BELFAST, Maine — First thing on Monday morning, just like he always does, longtime maintenance man Norman Gilmore cleaned up Belfast City Hall.
Then he diverged from his usual routine in a big way. The 45-year-old Brooks man hopped in his pickup truck and drove to Augusta, where he had an important meeting — to pick up the $100,000 check he had won over the weekend after playing a $5 Maine State Lottery scratch ticket.
“I got all weak,” Gilmore recalled of the moment Sunday afternoon when he realized he was a big winner. “My legs got all weak. I had all I could do to just keep standing.”
In fact, the devoted scratch ticket player said he had almost not bothered to check that ticket because he had just won $200 on another ticket he purchased that day at Perry’s Quik Stop in Belfast.

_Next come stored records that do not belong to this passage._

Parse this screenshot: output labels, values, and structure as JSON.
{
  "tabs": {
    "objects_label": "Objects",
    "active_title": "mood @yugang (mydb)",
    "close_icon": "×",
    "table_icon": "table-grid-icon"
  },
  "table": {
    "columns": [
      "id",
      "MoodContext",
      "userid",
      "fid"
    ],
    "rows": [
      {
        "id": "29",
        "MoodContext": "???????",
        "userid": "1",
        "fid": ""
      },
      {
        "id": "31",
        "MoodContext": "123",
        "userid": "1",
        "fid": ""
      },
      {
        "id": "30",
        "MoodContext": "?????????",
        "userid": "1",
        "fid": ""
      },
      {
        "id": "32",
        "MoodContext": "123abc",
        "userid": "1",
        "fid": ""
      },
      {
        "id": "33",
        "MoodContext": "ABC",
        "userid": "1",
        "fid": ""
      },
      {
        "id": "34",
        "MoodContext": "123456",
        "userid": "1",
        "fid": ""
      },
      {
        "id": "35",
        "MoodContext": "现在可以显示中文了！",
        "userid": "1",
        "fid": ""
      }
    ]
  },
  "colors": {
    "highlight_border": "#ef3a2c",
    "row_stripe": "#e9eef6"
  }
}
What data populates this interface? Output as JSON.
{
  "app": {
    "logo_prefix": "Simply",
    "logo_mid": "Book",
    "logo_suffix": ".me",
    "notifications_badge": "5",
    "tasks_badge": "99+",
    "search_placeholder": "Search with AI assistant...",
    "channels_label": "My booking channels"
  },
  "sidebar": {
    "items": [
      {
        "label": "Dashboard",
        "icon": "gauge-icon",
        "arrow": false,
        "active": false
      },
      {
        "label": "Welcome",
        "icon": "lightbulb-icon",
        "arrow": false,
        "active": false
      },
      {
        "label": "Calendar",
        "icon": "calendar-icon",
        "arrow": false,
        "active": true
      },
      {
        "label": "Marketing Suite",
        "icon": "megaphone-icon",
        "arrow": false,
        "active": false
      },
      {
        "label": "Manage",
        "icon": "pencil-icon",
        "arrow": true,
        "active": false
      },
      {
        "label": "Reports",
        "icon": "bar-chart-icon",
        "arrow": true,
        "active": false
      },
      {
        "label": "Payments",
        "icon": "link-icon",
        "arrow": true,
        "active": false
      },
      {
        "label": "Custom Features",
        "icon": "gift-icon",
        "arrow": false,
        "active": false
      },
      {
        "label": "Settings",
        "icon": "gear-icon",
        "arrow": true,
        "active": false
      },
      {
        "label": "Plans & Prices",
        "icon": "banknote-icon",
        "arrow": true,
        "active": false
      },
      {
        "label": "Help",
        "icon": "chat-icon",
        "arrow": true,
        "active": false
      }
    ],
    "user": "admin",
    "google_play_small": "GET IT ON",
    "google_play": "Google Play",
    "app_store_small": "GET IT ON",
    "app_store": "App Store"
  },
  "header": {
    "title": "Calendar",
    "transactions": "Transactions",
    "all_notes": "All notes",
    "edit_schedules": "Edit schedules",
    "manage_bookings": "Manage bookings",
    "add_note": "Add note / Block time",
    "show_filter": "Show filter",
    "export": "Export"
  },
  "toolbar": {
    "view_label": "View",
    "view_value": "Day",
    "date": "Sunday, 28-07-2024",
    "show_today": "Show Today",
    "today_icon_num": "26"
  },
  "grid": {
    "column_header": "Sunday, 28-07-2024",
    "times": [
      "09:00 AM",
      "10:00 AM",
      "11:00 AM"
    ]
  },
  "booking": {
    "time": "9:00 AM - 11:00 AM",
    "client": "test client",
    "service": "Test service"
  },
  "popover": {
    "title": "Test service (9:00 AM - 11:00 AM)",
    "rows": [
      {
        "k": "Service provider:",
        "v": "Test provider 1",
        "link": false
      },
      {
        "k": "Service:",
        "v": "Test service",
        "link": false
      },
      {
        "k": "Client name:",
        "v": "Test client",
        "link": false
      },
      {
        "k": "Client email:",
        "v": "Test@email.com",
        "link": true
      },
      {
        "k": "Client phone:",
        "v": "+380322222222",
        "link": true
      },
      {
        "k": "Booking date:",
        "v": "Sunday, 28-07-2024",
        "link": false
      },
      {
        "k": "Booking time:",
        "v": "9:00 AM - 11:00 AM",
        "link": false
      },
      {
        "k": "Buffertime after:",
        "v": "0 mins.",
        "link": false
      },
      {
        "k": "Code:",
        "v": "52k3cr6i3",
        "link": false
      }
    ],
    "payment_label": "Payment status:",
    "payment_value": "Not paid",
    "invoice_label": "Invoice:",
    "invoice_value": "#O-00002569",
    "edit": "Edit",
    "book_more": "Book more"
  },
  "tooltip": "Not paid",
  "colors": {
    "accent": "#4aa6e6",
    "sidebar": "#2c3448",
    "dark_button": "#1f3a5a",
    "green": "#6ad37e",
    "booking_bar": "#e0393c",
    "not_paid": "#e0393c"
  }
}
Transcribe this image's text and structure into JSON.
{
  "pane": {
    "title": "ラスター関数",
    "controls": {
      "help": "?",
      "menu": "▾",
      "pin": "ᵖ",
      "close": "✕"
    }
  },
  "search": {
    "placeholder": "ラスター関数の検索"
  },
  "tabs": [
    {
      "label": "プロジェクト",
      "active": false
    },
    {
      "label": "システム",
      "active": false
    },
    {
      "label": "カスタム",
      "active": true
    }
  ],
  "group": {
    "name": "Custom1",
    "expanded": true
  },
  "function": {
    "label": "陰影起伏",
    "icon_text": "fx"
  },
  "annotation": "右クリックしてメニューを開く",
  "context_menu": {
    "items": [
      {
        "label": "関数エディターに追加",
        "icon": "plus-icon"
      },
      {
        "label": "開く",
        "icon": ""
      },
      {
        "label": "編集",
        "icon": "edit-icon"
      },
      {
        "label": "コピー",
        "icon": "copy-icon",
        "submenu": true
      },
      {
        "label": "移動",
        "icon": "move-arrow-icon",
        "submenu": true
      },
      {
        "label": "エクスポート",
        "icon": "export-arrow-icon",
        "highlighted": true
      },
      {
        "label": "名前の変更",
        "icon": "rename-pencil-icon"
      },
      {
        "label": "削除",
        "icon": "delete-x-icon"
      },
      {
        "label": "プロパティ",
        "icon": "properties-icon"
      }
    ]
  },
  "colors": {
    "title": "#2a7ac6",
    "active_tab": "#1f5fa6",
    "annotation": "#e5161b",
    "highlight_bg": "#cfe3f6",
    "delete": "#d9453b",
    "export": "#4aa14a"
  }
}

And when he did scratch off the numbers, the meaning didn’t immediately sink in.
“He didn’t believe it. He was very disbelieving,” Rose Knowlton, a cashier who sold him the ticket, said Monday. “Norm is one of our regular coffee customers. He’s a great guy — a very nice guy. We are excited. It’s not everyday that you sell such a big winner to a normal customer.”
Gilmore, who has worked for the city of Belfast for 22 years, said that he’s not planning to make any major changes to his life because of his lottery windfall. He’ll keep right on doing general maintenance and facility care for Belfast.
“I’m not ashamed to do anything,” he said.
After paying state and federal taxes Monday in Augusta, Gilmore brought a $70,000 check back to Waldo County with him, and went to the bank first thing.
“We’re going to let everything settle down for a second. Then we’ll think about what we’re going to do,” he said. “It’ll ease up a whole bunch of burdens, though.”
One of the first things he knows he’ll do is provide some spending money to his girlfriend for an upcoming visit to her sister in Pennsylvania.
“She can go there and not worry about anything,” Gilmore said.
His son, Tony Gilmore, said that his dad is the kind of guy who does a lot for everybody.
“Tinkering around helping people,” he said. “He never wants to get charged for it. He just wants to do it to help people.”
His dad said that this might be a good time to stop buying lottery tickets.
“I’m probably to the good now,” he said. “Time to stop buying.”
Later in the conversation, however, he said that maybe it’s too early to give up the game.
“I already bought new tickets,” Gilmore said.